Dataset rows for apps and sites -
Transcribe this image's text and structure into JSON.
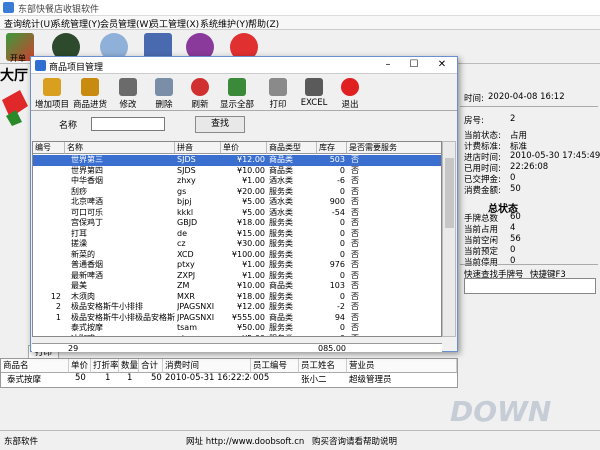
{
  "app": {
    "title": "东部快餐店收银软件",
    "menu": [
      "查询统计(U)",
      "系统管理(Y)",
      "会员管理(W)",
      "员工管理(X)",
      "系统维护(Y)",
      "帮助(Z)"
    ],
    "toolbar_first_label": "开单",
    "hall_label": "大厅"
  },
  "dialog": {
    "title": "商品项目管理",
    "window_buttons": [
      "–",
      "☐",
      "✕"
    ],
    "toolbar": [
      {
        "label": "增加项目",
        "icon": "add-item-icon",
        "color": "#d9a020"
      },
      {
        "label": "商品进货",
        "icon": "stock-in-icon",
        "color": "#c98a10"
      },
      {
        "label": "修改",
        "icon": "edit-tools-icon",
        "color": "#6b6b6b"
      },
      {
        "label": "删除",
        "icon": "delete-bin-icon",
        "color": "#7a8ea8"
      },
      {
        "label": "刷新",
        "icon": "refresh-icon",
        "color": "#d03030"
      },
      {
        "label": "显示全部",
        "icon": "show-all-icon",
        "color": "#3a8a3a"
      },
      {
        "label": "打印",
        "icon": "printer-icon",
        "color": "#8a8a8a"
      },
      {
        "label": "EXCEL",
        "icon": "excel-icon",
        "color": "#5a5a5a"
      },
      {
        "label": "退出",
        "icon": "exit-icon",
        "color": "#e02020"
      }
    ],
    "search": {
      "name_label": "名称",
      "name_value": "",
      "button": "查找"
    },
    "columns": [
      "编号",
      "名称",
      "拼音",
      "单价",
      "商品类型",
      "库存",
      "是否需要服务"
    ],
    "rows": [
      [
        "",
        "世界第三",
        "SJDS",
        "¥12.00",
        "商品类",
        "503",
        "否"
      ],
      [
        "",
        "世界第四",
        "SJDS",
        "¥10.00",
        "商品类",
        "0",
        "否"
      ],
      [
        "",
        "中华香烟",
        "zhxy",
        "¥1.00",
        "酒水类",
        "-6",
        "否"
      ],
      [
        "",
        "刮痧",
        "gs",
        "¥20.00",
        "服务类",
        "0",
        "否"
      ],
      [
        "",
        "北京啤酒",
        "bjpj",
        "¥5.00",
        "酒水类",
        "900",
        "否"
      ],
      [
        "",
        "可口可乐",
        "kkkl",
        "¥5.00",
        "酒水类",
        "-54",
        "否"
      ],
      [
        "",
        "宫保鸡丁",
        "GBJD",
        "¥18.00",
        "服务类",
        "0",
        "否"
      ],
      [
        "",
        "打耳",
        "de",
        "¥15.00",
        "服务类",
        "0",
        "否"
      ],
      [
        "",
        "搓澡",
        "cz",
        "¥30.00",
        "服务类",
        "0",
        "否"
      ],
      [
        "",
        "新菜的",
        "XCD",
        "¥100.00",
        "服务类",
        "0",
        "否"
      ],
      [
        "",
        "普通香烟",
        "ptxy",
        "¥1.00",
        "服务类",
        "976",
        "否"
      ],
      [
        "",
        "最新啤酒",
        "ZXPJ",
        "¥1.00",
        "服务类",
        "0",
        "否"
      ],
      [
        "",
        "最美",
        "ZM",
        "¥10.00",
        "商品类",
        "103",
        "否"
      ],
      [
        "12",
        "木须肉",
        "MXR",
        "¥18.00",
        "服务类",
        "0",
        "否"
      ],
      [
        "2",
        "极品安格斯牛小排排",
        "JPAGSNXI",
        "¥12.00",
        "服务类",
        "-2",
        "否"
      ],
      [
        "1",
        "极品安格斯牛小排极品安格斯",
        "JPAGSNXI",
        "¥555.00",
        "商品类",
        "94",
        "否"
      ],
      [
        "",
        "泰式按摩",
        "tsam",
        "¥50.00",
        "服务类",
        "0",
        "否"
      ],
      [
        "",
        "冰咖啡",
        "xjc",
        "¥5.00",
        "服务类",
        "0",
        "否"
      ]
    ],
    "footer": {
      "count": "29",
      "total": "085.00"
    }
  },
  "right_panel": {
    "time_label": "时间:",
    "time_value": "2020-04-08 16:12",
    "room_label": "房号:",
    "room_value": "2",
    "info": [
      {
        "k": "当前状态:",
        "v": "占用"
      },
      {
        "k": "计费标准:",
        "v": "标准"
      },
      {
        "k": "进店时间:",
        "v": "2010-05-30 17:45:49"
      },
      {
        "k": "已用时间:",
        "v": "22:26:08"
      },
      {
        "k": "已交押金:",
        "v": "0"
      },
      {
        "k": "消费金额:",
        "v": "50"
      }
    ],
    "summary_title": "总状态",
    "summary": [
      {
        "k": "手牌总数",
        "v": "60"
      },
      {
        "k": "当前占用",
        "v": "4"
      },
      {
        "k": "当前空闲",
        "v": "56"
      },
      {
        "k": "当前预定",
        "v": "0"
      },
      {
        "k": "当前停用",
        "v": "0"
      }
    ],
    "quick_search": "快速查找手牌号",
    "hotkey": "快捷键F3"
  },
  "bottom": {
    "tabs": [
      "打印",
      "Excel"
    ],
    "columns": [
      "商品名",
      "单价",
      "打折率",
      "数量",
      "合计",
      "消费时间",
      "员工编号",
      "员工姓名",
      "营业员"
    ],
    "row": [
      "泰式按摩",
      "50",
      "1",
      "1",
      "50",
      "2010-05-31 16:22:24",
      "005",
      "张小二",
      "超级管理员"
    ]
  },
  "status": {
    "left": "东部软件",
    "site": "网址 http://www.doobsoft.cn",
    "buy": "购买咨询请看帮助说明"
  },
  "watermark": "DOWN",
  "colors": {
    "selection": "#3a6fd0",
    "accent": "#2e6fcf"
  }
}
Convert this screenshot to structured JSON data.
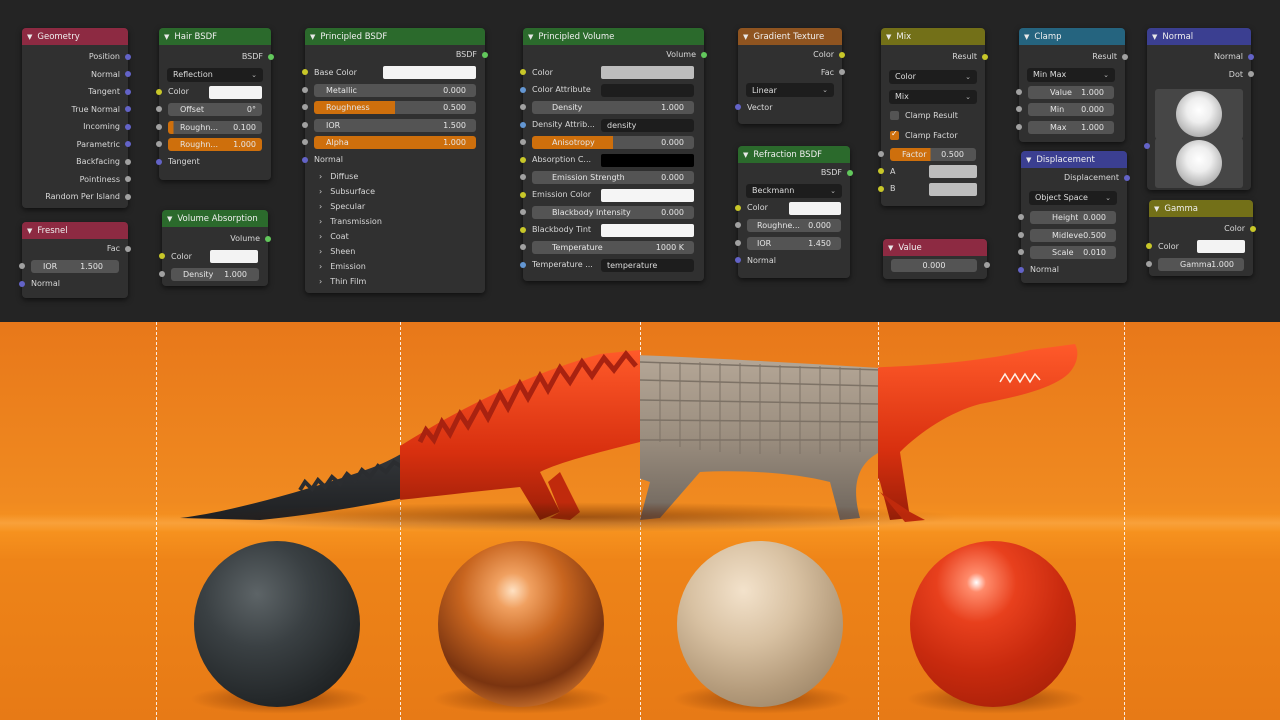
{
  "nodes": {
    "geometry": {
      "title": "Geometry",
      "outputs": [
        "Position",
        "Normal",
        "Tangent",
        "True Normal",
        "Incoming",
        "Parametric",
        "Backfacing",
        "Pointiness",
        "Random Per Island"
      ]
    },
    "fresnel": {
      "title": "Fresnel",
      "out": "Fac",
      "ior_label": "IOR",
      "ior_value": "1.500",
      "normal": "Normal"
    },
    "hair_bsdf": {
      "title": "Hair BSDF",
      "out": "BSDF",
      "dropdown": "Reflection",
      "color": "Color",
      "offset_label": "Offset",
      "offset_value": "0°",
      "rough1_label": "Roughn...",
      "rough1_value": "0.100",
      "rough2_label": "Roughn...",
      "rough2_value": "1.000",
      "tangent": "Tangent"
    },
    "volume_absorption": {
      "title": "Volume Absorption",
      "out": "Volume",
      "color": "Color",
      "density_label": "Density",
      "density_value": "1.000"
    },
    "principled_bsdf": {
      "title": "Principled BSDF",
      "out": "BSDF",
      "base_color": "Base Color",
      "metallic_label": "Metallic",
      "metallic_value": "0.000",
      "roughness_label": "Roughness",
      "roughness_value": "0.500",
      "ior_label": "IOR",
      "ior_value": "1.500",
      "alpha_label": "Alpha",
      "alpha_value": "1.000",
      "normal": "Normal",
      "panels": [
        "Diffuse",
        "Subsurface",
        "Specular",
        "Transmission",
        "Coat",
        "Sheen",
        "Emission",
        "Thin Film"
      ]
    },
    "principled_volume": {
      "title": "Principled Volume",
      "out": "Volume",
      "color": "Color",
      "color_attribute": "Color Attribute",
      "density_label": "Density",
      "density_value": "1.000",
      "density_attrib_label": "Density Attrib...",
      "density_attrib_value": "density",
      "anisotropy_label": "Anisotropy",
      "anisotropy_value": "0.000",
      "absorption_label": "Absorption C...",
      "emission_strength_label": "Emission Strength",
      "emission_strength_value": "0.000",
      "emission_color_label": "Emission Color",
      "blackbody_intensity_label": "Blackbody Intensity",
      "blackbody_intensity_value": "0.000",
      "blackbody_tint_label": "Blackbody Tint",
      "temperature_label": "Temperature",
      "temperature_value": "1000 K",
      "temperature_attr_label": "Temperature ...",
      "temperature_attr_value": "temperature"
    },
    "gradient_texture": {
      "title": "Gradient Texture",
      "out_color": "Color",
      "out_fac": "Fac",
      "dropdown": "Linear",
      "vector": "Vector"
    },
    "refraction_bsdf": {
      "title": "Refraction BSDF",
      "out": "BSDF",
      "dropdown": "Beckmann",
      "color": "Color",
      "rough_label": "Roughne...",
      "rough_value": "0.000",
      "ior_label": "IOR",
      "ior_value": "1.450",
      "normal": "Normal"
    },
    "mix": {
      "title": "Mix",
      "out": "Result",
      "dropdown1": "Color",
      "dropdown2": "Mix",
      "clamp_result": "Clamp Result",
      "clamp_factor": "Clamp Factor",
      "factor_label": "Factor",
      "factor_value": "0.500",
      "a": "A",
      "b": "B"
    },
    "value": {
      "title": "Value",
      "value": "0.000"
    },
    "clamp": {
      "title": "Clamp",
      "out": "Result",
      "dropdown": "Min Max",
      "value_label": "Value",
      "value_value": "1.000",
      "min_label": "Min",
      "min_value": "0.000",
      "max_label": "Max",
      "max_value": "1.000"
    },
    "displacement": {
      "title": "Displacement",
      "out": "Displacement",
      "dropdown": "Object Space",
      "height_label": "Height",
      "height_value": "0.000",
      "midlevel_label": "Midlevel",
      "midlevel_value": "0.500",
      "scale_label": "Scale",
      "scale_value": "0.010",
      "normal": "Normal"
    },
    "normal": {
      "title": "Normal",
      "out_normal": "Normal",
      "out_dot": "Dot"
    },
    "gamma": {
      "title": "Gamma",
      "out": "Color",
      "color": "Color",
      "gamma_label": "Gamma",
      "gamma_value": "1.000"
    }
  },
  "colors": {
    "orange_accent": "#ce6f0c",
    "node_bg": "#303030",
    "editor_bg": "#242424",
    "render_bg": "#f08a20"
  },
  "render": {
    "spheres": [
      "dark-rough",
      "copper-metal",
      "wood",
      "red-glossy"
    ],
    "subject": "crocodile"
  }
}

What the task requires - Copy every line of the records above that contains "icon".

Answer to the exercise -
        "icon": "add-item-icon",
        "icon": "stock-in-icon",
        "icon": "edit-tools-icon",
        "icon": "delete-bin-icon",
        "icon": "refresh-icon",
        "icon": "show-all-icon",
        "icon": "printer-icon",
        "icon": "excel-icon",
        "icon": "exit-icon",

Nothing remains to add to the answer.